[DATA SHOWN — start]
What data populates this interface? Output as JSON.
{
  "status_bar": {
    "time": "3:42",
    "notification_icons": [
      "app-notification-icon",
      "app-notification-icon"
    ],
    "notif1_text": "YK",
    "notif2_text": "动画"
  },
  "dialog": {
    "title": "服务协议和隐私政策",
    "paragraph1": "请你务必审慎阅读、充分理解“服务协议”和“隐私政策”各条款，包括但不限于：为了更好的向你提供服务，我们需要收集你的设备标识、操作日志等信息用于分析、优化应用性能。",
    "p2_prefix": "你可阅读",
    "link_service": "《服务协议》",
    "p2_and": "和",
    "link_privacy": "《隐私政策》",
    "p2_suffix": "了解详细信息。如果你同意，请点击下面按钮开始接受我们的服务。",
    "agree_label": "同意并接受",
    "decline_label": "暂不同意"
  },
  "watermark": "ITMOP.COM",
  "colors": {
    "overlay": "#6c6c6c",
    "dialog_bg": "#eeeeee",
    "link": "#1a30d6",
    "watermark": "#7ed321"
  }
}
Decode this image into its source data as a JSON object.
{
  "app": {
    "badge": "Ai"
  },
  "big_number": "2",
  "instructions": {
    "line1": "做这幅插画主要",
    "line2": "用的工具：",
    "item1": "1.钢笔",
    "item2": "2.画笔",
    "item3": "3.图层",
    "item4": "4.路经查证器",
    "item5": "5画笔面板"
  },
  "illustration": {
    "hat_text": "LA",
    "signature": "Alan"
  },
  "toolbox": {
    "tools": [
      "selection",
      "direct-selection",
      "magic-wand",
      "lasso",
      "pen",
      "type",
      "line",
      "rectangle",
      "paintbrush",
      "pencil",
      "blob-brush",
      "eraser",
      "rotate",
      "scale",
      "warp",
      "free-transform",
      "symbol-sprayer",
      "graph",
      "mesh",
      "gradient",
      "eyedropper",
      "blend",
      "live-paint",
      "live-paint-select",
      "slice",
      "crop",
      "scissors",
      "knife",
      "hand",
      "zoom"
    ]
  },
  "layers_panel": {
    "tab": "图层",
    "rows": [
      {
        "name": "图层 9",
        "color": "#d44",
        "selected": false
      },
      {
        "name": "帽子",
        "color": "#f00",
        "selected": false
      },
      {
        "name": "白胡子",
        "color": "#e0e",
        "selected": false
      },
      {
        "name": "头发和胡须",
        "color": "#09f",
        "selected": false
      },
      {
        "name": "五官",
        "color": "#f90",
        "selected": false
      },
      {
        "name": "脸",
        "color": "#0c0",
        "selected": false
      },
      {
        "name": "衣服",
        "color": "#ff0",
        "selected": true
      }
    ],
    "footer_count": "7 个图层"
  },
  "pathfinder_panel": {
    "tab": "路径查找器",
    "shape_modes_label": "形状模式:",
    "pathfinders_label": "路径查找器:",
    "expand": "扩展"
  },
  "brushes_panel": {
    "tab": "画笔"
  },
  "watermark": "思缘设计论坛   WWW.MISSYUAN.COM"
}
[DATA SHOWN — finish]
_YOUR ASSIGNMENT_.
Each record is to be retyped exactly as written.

_SOLUTION FOR THIS EXERCISE_.
What data populates this interface? Output as JSON.
{
  "status_bar": {
    "time": "3:42",
    "notification_icons": [
      "app-notification-icon",
      "app-notification-icon"
    ],
    "notif1_text": "YK",
    "notif2_text": "动画"
  },
  "dialog": {
    "title": "服务协议和隐私政策",
    "paragraph1": "请你务必审慎阅读、充分理解“服务协议”和“隐私政策”各条款，包括但不限于：为了更好的向你提供服务，我们需要收集你的设备标识、操作日志等信息用于分析、优化应用性能。",
    "p2_prefix": "你可阅读",
    "link_service": "《服务协议》",
    "p2_and": "和",
    "link_privacy": "《隐私政策》",
    "p2_suffix": "了解详细信息。如果你同意，请点击下面按钮开始接受我们的服务。",
    "agree_label": "同意并接受",
    "decline_label": "暂不同意"
  },
  "watermark": "ITMOP.COM",
  "colors": {
    "overlay": "#6c6c6c",
    "dialog_bg": "#eeeeee",
    "link": "#1a30d6",
    "watermark": "#7ed321"
  }
}
Decode this image into its source data as a JSON object.
{
  "app": {
    "badge": "Ai"
  },
  "big_number": "2",
  "instructions": {
    "line1": "做这幅插画主要",
    "line2": "用的工具：",
    "item1": "1.钢笔",
    "item2": "2.画笔",
    "item3": "3.图层",
    "item4": "4.路经查证器",
    "item5": "5画笔面板"
  },
  "illustration": {
    "hat_text": "LA",
    "signature": "Alan"
  },
  "toolbox": {
    "tools": [
      "selection",
      "direct-selection",
      "magic-wand",
      "lasso",
      "pen",
      "type",
      "line",
      "rectangle",
      "paintbrush",
      "pencil",
      "blob-brush",
      "eraser",
      "rotate",
      "scale",
      "warp",
      "free-transform",
      "symbol-sprayer",
      "graph",
      "mesh",
      "gradient",
      "eyedropper",
      "blend",
      "live-paint",
      "live-paint-select",
      "slice",
      "crop",
      "scissors",
      "knife",
      "hand",
      "zoom"
    ]
  },
  "layers_panel": {
    "tab": "图层",
    "rows": [
      {
        "name": "图层 9",
        "color": "#d44",
        "selected": false
      },
      {
        "name": "帽子",
        "color": "#f00",
        "selected": false
      },
      {
        "name": "白胡子",
        "color": "#e0e",
        "selected": false
      },
      {
        "name": "头发和胡须",
        "color": "#09f",
        "selected": false
      },
      {
        "name": "五官",
        "color": "#f90",
        "selected": false
      },
      {
        "name": "脸",
        "color": "#0c0",
        "selected": false
      },
      {
        "name": "衣服",
        "color": "#ff0",
        "selected": true
      }
    ],
    "footer_count": "7 个图层"
  },
  "pathfinder_panel": {
    "tab": "路径查找器",
    "shape_modes_label": "形状模式:",
    "pathfinders_label": "路径查找器:",
    "expand": "扩展"
  },
  "brushes_panel": {
    "tab": "画笔"
  },
  "watermark": "思缘设计论坛   WWW.MISSYUAN.COM"
}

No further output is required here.